YOUR TASK
The full listing is to be written out again, unchanged.

DATA IN THIS EXERCISE

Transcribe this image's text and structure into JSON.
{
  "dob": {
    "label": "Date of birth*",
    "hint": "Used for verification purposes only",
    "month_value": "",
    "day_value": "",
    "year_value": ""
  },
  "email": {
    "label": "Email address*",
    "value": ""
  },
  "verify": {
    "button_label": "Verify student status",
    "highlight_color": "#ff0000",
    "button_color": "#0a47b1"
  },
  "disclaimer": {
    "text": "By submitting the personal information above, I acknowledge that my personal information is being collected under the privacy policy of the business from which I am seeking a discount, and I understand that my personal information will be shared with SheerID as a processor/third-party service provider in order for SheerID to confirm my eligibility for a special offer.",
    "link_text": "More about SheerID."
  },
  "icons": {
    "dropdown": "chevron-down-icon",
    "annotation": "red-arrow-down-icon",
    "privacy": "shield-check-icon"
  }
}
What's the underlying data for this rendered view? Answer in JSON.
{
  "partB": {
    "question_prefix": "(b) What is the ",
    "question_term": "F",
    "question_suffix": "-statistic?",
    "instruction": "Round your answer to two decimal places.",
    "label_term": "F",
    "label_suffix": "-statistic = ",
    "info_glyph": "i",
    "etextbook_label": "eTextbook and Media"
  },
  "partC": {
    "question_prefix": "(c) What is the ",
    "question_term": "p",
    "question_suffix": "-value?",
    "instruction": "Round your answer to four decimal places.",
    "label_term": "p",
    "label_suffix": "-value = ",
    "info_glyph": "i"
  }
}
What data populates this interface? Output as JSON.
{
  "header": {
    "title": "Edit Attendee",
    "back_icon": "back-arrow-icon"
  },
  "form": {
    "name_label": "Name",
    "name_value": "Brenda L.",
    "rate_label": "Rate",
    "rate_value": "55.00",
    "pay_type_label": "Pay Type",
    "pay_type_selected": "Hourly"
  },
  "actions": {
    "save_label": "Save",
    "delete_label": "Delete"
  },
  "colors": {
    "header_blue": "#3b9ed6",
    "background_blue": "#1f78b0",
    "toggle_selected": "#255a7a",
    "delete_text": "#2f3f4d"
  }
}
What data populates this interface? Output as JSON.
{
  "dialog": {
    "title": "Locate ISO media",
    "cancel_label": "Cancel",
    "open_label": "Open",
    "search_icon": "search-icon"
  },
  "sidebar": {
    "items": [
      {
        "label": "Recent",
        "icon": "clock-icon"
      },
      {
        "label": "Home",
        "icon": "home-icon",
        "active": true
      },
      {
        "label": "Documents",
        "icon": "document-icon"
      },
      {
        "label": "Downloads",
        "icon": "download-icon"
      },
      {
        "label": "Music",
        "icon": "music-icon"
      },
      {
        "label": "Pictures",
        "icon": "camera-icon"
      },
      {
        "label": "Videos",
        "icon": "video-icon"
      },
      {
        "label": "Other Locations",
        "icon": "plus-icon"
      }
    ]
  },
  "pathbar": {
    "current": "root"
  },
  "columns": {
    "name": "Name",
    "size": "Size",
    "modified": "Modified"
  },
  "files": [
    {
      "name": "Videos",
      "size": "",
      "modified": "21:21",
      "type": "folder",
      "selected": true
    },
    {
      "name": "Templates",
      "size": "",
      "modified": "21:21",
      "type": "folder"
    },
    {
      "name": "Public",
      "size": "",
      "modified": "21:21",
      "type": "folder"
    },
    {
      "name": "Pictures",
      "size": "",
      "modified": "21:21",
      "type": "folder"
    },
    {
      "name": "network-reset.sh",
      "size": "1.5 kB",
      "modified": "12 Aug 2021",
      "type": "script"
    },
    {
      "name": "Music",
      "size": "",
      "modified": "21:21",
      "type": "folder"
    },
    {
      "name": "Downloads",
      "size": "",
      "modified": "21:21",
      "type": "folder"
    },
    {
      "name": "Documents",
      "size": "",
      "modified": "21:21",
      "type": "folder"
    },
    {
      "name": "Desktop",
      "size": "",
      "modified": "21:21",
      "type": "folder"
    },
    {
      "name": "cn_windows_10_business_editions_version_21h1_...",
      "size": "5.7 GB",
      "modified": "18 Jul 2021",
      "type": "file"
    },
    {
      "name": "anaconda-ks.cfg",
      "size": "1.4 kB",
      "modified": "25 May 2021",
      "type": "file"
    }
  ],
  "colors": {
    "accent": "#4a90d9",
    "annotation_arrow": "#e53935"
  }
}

RESPONSE AREA
Transcribe this image's text and structure into JSON.
{
  "dob": {
    "label": "Date of birth*",
    "hint": "Used for verification purposes only",
    "month_value": "",
    "day_value": "",
    "year_value": ""
  },
  "email": {
    "label": "Email address*",
    "value": ""
  },
  "verify": {
    "button_label": "Verify student status",
    "highlight_color": "#ff0000",
    "button_color": "#0a47b1"
  },
  "disclaimer": {
    "text": "By submitting the personal information above, I acknowledge that my personal information is being collected under the privacy policy of the business from which I am seeking a discount, and I understand that my personal information will be shared with SheerID as a processor/third-party service provider in order for SheerID to confirm my eligibility for a special offer.",
    "link_text": "More about SheerID."
  },
  "icons": {
    "dropdown": "chevron-down-icon",
    "annotation": "red-arrow-down-icon",
    "privacy": "shield-check-icon"
  }
}
What's the underlying data for this rendered view? Answer in JSON.
{
  "partB": {
    "question_prefix": "(b) What is the ",
    "question_term": "F",
    "question_suffix": "-statistic?",
    "instruction": "Round your answer to two decimal places.",
    "label_term": "F",
    "label_suffix": "-statistic = ",
    "info_glyph": "i",
    "etextbook_label": "eTextbook and Media"
  },
  "partC": {
    "question_prefix": "(c) What is the ",
    "question_term": "p",
    "question_suffix": "-value?",
    "instruction": "Round your answer to four decimal places.",
    "label_term": "p",
    "label_suffix": "-value = ",
    "info_glyph": "i"
  }
}
What data populates this interface? Output as JSON.
{
  "header": {
    "title": "Edit Attendee",
    "back_icon": "back-arrow-icon"
  },
  "form": {
    "name_label": "Name",
    "name_value": "Brenda L.",
    "rate_label": "Rate",
    "rate_value": "55.00",
    "pay_type_label": "Pay Type",
    "pay_type_selected": "Hourly"
  },
  "actions": {
    "save_label": "Save",
    "delete_label": "Delete"
  },
  "colors": {
    "header_blue": "#3b9ed6",
    "background_blue": "#1f78b0",
    "toggle_selected": "#255a7a",
    "delete_text": "#2f3f4d"
  }
}
What data populates this interface? Output as JSON.
{
  "dialog": {
    "title": "Locate ISO media",
    "cancel_label": "Cancel",
    "open_label": "Open",
    "search_icon": "search-icon"
  },
  "sidebar": {
    "items": [
      {
        "label": "Recent",
        "icon": "clock-icon"
      },
      {
        "label": "Home",
        "icon": "home-icon",
        "active": true
      },
      {
        "label": "Documents",
        "icon": "document-icon"
      },
      {
        "label": "Downloads",
        "icon": "download-icon"
      },
      {
        "label": "Music",
        "icon": "music-icon"
      },
      {
        "label": "Pictures",
        "icon": "camera-icon"
      },
      {
        "label": "Videos",
        "icon": "video-icon"
      },
      {
        "label": "Other Locations",
        "icon": "plus-icon"
      }
    ]
  },
  "pathbar": {
    "current": "root"
  },
  "columns": {
    "name": "Name",
    "size": "Size",
    "modified": "Modified"
  },
  "files": [
    {
      "name": "Videos",
      "size": "",
      "modified": "21:21",
      "type": "folder",
      "selected": true
    },
    {
      "name": "Templates",
      "size": "",
      "modified": "21:21",
      "type": "folder"
    },
    {
      "name": "Public",
      "size": "",
      "modified": "21:21",
      "type": "folder"
    },
    {
      "name": "Pictures",
      "size": "",
      "modified": "21:21",
      "type": "folder"
    },
    {
      "name": "network-reset.sh",
      "size": "1.5 kB",
      "modified": "12 Aug 2021",
      "type": "script"
    },
    {
      "name": "Music",
      "size": "",
      "modified": "21:21",
      "type": "folder"
    },
    {
      "name": "Downloads",
      "size": "",
      "modified": "21:21",
      "type": "folder"
    },
    {
      "name": "Documents",
      "size": "",
      "modified": "21:21",
      "type": "folder"
    },
    {
      "name": "Desktop",
      "size": "",
      "modified": "21:21",
      "type": "folder"
    },
    {
      "name": "cn_windows_10_business_editions_version_21h1_...",
      "size": "5.7 GB",
      "modified": "18 Jul 2021",
      "type": "file"
    },
    {
      "name": "anaconda-ks.cfg",
      "size": "1.4 kB",
      "modified": "25 May 2021",
      "type": "file"
    }
  ],
  "colors": {
    "accent": "#4a90d9",
    "annotation_arrow": "#e53935"
  }
}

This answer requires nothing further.